• [TASK GOAL]
Copy each line that includes the string "kind" from the material into your answer.

• [WORKING DATA]
+===+

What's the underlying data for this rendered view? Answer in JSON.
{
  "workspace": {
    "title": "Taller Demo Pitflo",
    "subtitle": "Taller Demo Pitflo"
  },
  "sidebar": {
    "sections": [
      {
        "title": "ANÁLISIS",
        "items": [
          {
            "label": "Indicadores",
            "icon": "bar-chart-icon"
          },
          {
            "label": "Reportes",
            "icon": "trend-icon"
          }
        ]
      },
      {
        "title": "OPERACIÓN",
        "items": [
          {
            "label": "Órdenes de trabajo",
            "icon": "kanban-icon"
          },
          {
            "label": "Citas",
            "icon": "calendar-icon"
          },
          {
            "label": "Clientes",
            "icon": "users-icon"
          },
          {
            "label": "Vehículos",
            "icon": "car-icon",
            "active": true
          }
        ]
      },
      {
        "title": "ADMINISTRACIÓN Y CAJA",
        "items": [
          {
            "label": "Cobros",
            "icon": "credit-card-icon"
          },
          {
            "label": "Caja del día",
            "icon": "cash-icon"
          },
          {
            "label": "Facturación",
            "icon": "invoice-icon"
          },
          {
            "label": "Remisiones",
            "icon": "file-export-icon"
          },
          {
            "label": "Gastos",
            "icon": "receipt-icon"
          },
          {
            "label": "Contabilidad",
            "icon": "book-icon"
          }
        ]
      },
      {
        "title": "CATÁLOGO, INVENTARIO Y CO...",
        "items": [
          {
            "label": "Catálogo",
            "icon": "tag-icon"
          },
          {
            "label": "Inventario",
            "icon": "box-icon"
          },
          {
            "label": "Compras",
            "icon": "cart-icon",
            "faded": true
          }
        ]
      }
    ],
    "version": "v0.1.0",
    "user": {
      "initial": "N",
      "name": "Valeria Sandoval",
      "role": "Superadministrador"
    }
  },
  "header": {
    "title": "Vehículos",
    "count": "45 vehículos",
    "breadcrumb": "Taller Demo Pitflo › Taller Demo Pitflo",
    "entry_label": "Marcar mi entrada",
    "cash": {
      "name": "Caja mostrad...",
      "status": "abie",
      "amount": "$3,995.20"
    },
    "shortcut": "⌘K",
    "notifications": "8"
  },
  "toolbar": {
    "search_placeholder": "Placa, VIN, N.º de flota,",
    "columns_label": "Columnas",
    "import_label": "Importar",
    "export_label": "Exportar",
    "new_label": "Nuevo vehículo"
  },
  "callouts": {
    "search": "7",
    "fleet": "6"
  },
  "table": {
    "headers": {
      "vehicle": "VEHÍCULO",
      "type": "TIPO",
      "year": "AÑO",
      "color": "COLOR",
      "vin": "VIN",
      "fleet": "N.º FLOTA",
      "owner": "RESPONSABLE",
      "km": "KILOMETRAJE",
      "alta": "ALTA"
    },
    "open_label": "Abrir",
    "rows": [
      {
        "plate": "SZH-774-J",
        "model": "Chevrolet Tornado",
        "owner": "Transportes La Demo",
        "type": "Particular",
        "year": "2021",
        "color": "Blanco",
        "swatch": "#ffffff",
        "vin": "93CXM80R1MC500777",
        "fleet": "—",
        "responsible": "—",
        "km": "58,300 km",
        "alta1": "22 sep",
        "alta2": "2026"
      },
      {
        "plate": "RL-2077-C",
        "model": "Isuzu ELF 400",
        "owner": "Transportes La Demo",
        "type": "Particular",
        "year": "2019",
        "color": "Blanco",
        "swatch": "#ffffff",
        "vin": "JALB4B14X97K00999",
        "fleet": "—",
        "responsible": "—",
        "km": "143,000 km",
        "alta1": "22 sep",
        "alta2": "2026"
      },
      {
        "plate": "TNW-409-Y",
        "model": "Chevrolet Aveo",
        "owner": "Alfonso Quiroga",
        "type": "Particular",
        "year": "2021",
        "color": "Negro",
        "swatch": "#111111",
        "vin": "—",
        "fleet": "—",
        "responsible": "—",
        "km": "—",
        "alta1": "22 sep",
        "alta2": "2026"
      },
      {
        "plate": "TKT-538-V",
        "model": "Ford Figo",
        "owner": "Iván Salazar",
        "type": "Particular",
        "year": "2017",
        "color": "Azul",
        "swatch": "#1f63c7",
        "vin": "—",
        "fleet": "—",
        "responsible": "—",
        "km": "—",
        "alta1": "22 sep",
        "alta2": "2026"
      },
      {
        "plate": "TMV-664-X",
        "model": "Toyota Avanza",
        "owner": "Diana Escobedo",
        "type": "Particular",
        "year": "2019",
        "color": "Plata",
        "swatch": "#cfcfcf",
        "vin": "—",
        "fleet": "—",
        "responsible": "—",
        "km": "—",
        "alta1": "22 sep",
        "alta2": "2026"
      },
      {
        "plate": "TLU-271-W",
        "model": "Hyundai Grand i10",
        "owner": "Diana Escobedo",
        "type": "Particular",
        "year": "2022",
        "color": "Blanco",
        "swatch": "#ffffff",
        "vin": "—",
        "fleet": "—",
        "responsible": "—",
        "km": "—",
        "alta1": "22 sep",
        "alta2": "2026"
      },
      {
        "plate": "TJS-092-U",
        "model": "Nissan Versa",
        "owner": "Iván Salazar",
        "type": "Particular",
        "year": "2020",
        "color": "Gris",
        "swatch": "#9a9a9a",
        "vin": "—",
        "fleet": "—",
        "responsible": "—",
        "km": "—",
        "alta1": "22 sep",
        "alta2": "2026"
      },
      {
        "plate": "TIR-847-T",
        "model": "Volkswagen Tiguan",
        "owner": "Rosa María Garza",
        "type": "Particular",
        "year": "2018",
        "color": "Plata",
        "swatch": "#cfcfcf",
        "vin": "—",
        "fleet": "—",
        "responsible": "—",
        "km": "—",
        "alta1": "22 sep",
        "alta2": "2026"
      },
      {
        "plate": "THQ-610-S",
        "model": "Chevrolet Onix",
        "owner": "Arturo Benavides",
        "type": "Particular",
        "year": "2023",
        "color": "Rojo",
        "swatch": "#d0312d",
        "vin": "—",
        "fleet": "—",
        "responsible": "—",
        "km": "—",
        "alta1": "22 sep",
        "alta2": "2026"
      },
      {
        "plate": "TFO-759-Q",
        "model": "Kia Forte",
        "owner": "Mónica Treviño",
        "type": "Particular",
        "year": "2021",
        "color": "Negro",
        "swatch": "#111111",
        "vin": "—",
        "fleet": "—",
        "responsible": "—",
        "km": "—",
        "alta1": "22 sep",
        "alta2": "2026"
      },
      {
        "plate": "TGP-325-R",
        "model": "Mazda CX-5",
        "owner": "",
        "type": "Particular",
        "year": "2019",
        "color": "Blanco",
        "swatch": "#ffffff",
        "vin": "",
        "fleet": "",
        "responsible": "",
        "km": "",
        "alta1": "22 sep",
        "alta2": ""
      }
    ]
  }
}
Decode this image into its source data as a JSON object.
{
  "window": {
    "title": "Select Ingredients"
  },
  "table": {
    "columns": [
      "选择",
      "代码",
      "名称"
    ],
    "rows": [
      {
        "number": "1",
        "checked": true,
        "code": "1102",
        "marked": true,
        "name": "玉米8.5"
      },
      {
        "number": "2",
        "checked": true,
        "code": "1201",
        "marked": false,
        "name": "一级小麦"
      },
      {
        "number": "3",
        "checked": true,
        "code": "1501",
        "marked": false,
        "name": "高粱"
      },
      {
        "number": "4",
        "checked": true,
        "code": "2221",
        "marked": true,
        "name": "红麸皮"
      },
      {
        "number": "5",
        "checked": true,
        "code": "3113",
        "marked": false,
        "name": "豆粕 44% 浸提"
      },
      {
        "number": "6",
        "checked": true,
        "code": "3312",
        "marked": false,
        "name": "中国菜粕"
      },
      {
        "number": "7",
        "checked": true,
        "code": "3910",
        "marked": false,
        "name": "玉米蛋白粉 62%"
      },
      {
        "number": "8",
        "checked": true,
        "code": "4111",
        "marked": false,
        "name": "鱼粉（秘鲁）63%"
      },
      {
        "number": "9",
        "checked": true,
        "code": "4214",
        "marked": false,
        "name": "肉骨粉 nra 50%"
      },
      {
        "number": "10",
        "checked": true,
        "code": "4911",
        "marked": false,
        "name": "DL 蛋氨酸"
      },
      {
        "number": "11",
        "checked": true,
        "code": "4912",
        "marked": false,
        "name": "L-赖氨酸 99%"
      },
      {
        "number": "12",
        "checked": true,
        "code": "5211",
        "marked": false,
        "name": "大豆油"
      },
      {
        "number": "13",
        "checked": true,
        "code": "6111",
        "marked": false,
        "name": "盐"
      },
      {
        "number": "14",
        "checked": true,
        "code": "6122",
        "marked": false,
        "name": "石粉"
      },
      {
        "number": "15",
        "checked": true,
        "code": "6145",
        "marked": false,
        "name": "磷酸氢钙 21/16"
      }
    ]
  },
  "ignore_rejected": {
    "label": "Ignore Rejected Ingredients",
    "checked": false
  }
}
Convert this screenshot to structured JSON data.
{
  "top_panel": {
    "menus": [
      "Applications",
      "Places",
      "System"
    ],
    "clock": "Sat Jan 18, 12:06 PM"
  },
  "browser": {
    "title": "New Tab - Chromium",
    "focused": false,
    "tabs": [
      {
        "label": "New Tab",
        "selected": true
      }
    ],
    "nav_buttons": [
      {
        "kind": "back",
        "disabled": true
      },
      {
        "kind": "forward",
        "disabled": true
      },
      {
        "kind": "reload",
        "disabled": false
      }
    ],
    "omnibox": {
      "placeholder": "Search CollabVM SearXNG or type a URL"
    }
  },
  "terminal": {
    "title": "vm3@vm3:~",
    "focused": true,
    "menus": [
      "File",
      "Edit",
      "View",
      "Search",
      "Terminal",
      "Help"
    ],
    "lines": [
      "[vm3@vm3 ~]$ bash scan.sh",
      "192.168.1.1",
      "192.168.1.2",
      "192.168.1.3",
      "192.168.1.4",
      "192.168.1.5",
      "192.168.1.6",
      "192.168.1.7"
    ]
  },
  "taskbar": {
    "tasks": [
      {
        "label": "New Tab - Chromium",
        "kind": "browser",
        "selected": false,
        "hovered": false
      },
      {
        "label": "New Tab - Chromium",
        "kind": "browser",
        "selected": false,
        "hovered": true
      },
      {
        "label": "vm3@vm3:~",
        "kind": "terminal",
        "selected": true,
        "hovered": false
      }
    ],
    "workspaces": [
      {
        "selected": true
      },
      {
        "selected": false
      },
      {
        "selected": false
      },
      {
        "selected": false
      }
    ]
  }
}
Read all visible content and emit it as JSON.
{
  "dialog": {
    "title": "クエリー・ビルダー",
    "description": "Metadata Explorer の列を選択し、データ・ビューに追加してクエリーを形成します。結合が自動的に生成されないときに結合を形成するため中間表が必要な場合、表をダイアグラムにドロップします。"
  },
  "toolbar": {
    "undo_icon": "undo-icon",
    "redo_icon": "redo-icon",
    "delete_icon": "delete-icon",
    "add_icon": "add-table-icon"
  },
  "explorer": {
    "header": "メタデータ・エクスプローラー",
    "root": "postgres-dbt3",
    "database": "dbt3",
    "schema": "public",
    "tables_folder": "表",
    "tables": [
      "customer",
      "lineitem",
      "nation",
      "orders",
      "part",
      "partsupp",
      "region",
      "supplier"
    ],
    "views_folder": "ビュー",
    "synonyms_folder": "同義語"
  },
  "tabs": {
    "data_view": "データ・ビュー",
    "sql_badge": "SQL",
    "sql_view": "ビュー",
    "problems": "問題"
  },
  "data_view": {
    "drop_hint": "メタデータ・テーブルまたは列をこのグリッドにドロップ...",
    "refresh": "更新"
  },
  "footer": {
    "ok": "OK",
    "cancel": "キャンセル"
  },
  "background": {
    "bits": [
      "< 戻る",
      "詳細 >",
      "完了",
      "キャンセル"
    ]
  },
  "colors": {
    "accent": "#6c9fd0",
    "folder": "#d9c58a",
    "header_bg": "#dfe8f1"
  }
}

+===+

• [WRITTEN ANSWER]
        "kind": "back",
        "kind": "forward",
        "kind": "reload",
        "kind": "browser",
        "kind": "browser",
        "kind": "terminal",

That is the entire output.